WSU lab joins network identifying new pathogens
The Washington Animal Disease Diagnostic Laboratory (WADDL) is now part of a national network of labs dedicated to controlling novel microbial threats.
The new network, known as the Pathogen Genomics Centers of Excellence, is part of the Centers for Disease Control and Prevention’s Advanced Molecular Detection program. The program was created to help states and local jurisdictions more effectively detect, understand, and prevent the spread of disease-causing pathogens, including new COVID-19 variants.
“As we’ve all learned from COVID-19, viruses are constantly changing,” WADDL Director Kevin Snekvik said. “This new program firmly puts us in a position to better protect human and animal health by focusing on substantially reducing the time required to perform genetic sequencing and epidemiological interpretation of the latest disease-causing pathogens.”
Snekvik said a unified bioinformatics database for labs analyzing and sequencing genetic data, as well as an integrated network of skilled analysts nationwide, will provide much-needed consistency among partner labs.
Created by a $1.7 billion investment from the Biden administration, the Pathogen Genomics Centers of Excellence includes five principal investigators: the Georgia Department of Public Health, the Massachusetts Department of Public Health, the Minnesota Department of Health, the Virginia Division of Consolidated Laboratory Services, and the Washington State Department of Health.
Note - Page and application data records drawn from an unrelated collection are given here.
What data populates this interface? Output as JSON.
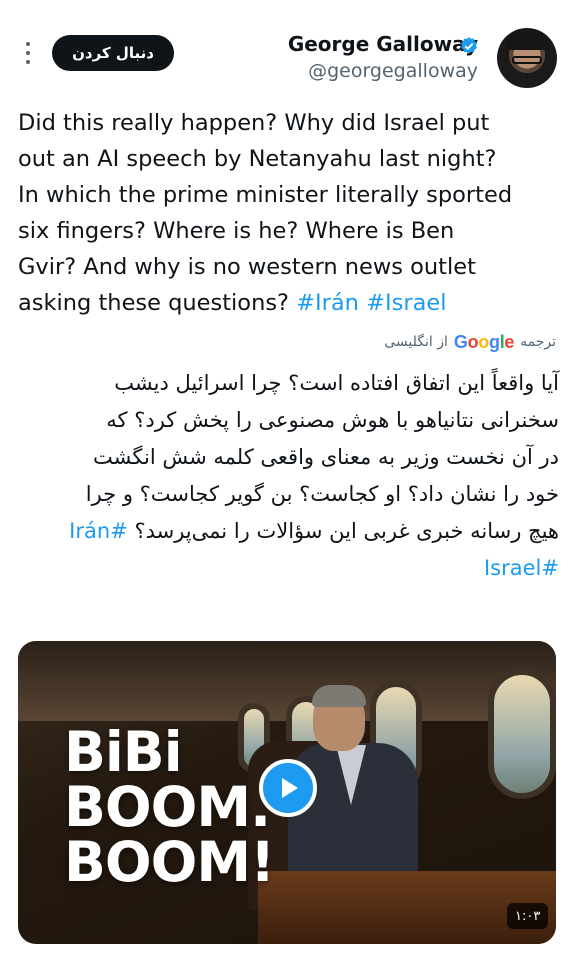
{
  "header": {
    "display_name": "George Galloway",
    "handle": "@georgegalloway",
    "follow_label": "دنبال کردن",
    "verified": true
  },
  "tweet": {
    "text_lines": [
      "Did this really happen? Why did Israel put",
      "out an AI speech by Netanyahu last night?",
      "In which the prime minister literally sported",
      "six fingers? Where is he? Where is Ben",
      "Gvir? And why is no western news outlet"
    ],
    "last_line_text": "asking these questions?",
    "hashtags": [
      "#Irán",
      "#Israel"
    ]
  },
  "translation": {
    "prefix": "ترجمه",
    "provider": "Google",
    "suffix": "از انگلیسی"
  },
  "translated": {
    "lines": [
      "آیا واقعاً این اتفاق افتاده است؟ چرا اسرائیل دیشب",
      "سخنرانی نتانیاهو با هوش مصنوعی را پخش کرد؟ که",
      "در آن نخست وزیر به معنای واقعی کلمه شش انگشت",
      "خود را نشان داد؟ او کجاست؟ بن گویر کجاست؟ و چرا"
    ],
    "last_line_text": "هیچ رسانه خبری غربی این سؤالات را نمی‌پرسد؟",
    "hashtag_1": "#Irán",
    "hashtag_2": "#Israel"
  },
  "media": {
    "overlay_line_1": "BiBi",
    "overlay_line_2": "BOOM.",
    "overlay_line_3": "BOOM!",
    "duration": "۱:۰۳"
  },
  "colors": {
    "accent": "#1d9bf0",
    "text": "#0f1419",
    "secondary": "#536471"
  }
}
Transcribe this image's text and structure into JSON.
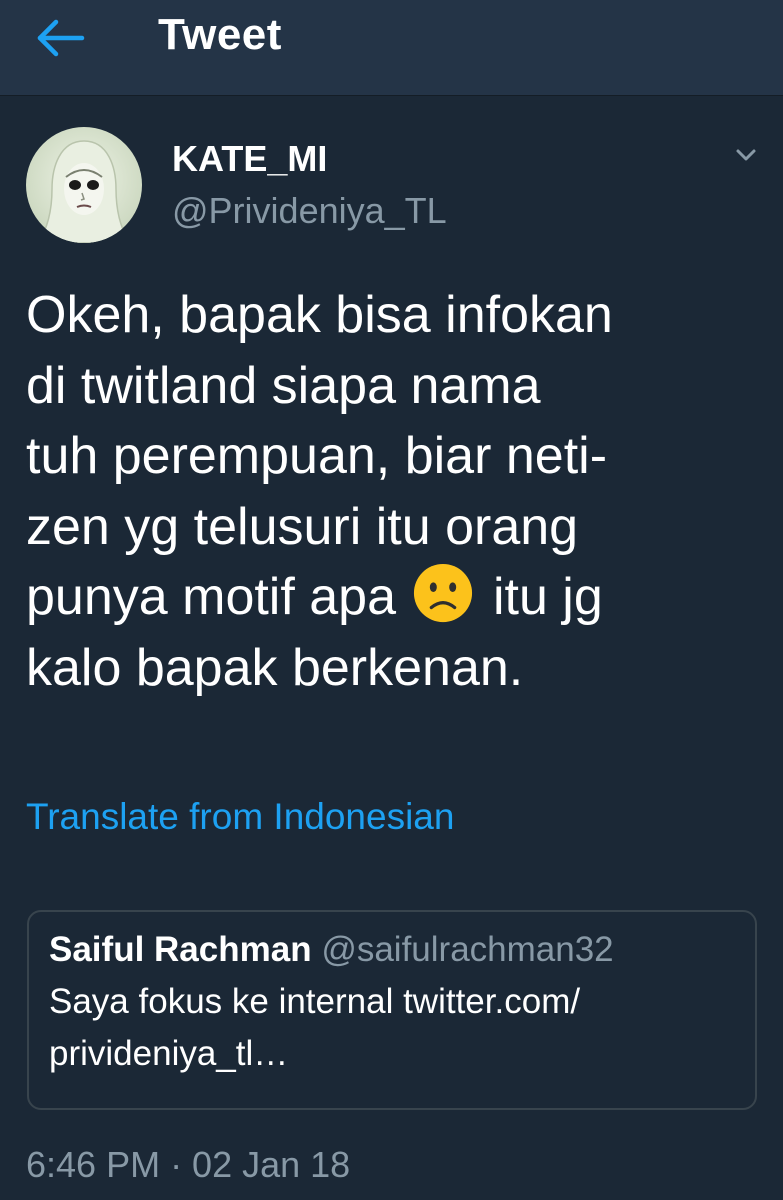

Partnerships between the Washington State Department of Health, WADDL, the Fred Hutchinson Cancer Center, the University of Washington, and Seattle and King County public health departments, will provide pathogen detection and sequencing for much of the western United States. Outside of Washington, Minnesota’s partner labs are the only others located west of the Mississippi River.
WADDL – housed in the WSU College of Veterinary Medicine – will provide a key veterinary component to the lab network.
“We bring an animal-health piece that is critical when exploring these viruses.” Snekvik said.
Over the next five years, the lab is projected to receive approximately $250,000 per year to support new infrastructure for sequencing and fund positions which will conduct sequencing and bioinformatic analyses.
Snekvik said funding may be increased if greater sequencing capacity is needed to address an emerging infectious disease outbreak. He said the new network will also further strengthen a relationship with the Washington State Department of Health and other partners in the state.
“One of our long-term goals is to integrate public health along with our other training we provide,” Snekvik said. “This new network allows us to do that and work with partners that could lead to additional research and surveillance opportunities.”